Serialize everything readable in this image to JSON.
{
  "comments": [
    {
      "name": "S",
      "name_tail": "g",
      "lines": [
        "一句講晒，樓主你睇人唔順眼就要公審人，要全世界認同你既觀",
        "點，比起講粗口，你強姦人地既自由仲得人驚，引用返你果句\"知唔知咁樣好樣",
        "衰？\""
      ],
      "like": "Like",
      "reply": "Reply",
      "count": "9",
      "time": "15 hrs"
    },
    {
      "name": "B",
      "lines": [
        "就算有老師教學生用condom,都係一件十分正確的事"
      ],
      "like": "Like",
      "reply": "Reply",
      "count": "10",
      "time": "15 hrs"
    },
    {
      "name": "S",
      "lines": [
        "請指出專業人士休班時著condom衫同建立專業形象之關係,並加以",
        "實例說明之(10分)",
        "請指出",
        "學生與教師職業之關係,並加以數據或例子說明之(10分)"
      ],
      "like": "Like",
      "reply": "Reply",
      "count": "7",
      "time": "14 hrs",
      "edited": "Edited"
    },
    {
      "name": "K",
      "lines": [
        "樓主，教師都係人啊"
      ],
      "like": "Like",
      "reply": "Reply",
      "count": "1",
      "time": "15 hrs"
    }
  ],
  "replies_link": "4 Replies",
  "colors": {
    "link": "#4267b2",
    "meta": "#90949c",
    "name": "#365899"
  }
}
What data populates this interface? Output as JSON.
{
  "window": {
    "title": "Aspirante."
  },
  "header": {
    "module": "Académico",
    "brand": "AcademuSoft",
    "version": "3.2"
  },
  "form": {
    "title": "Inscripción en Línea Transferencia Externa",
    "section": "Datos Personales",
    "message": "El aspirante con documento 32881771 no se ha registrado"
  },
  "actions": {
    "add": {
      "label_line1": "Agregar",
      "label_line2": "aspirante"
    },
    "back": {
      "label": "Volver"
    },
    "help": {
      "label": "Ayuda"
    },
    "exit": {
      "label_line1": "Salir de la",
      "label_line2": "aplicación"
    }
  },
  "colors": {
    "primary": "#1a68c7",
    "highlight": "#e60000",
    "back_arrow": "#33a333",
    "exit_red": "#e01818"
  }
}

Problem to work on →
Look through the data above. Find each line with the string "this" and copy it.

Result below →
Serialize everything readable in this image to JSON.
What data populates this interface? Output as JSON.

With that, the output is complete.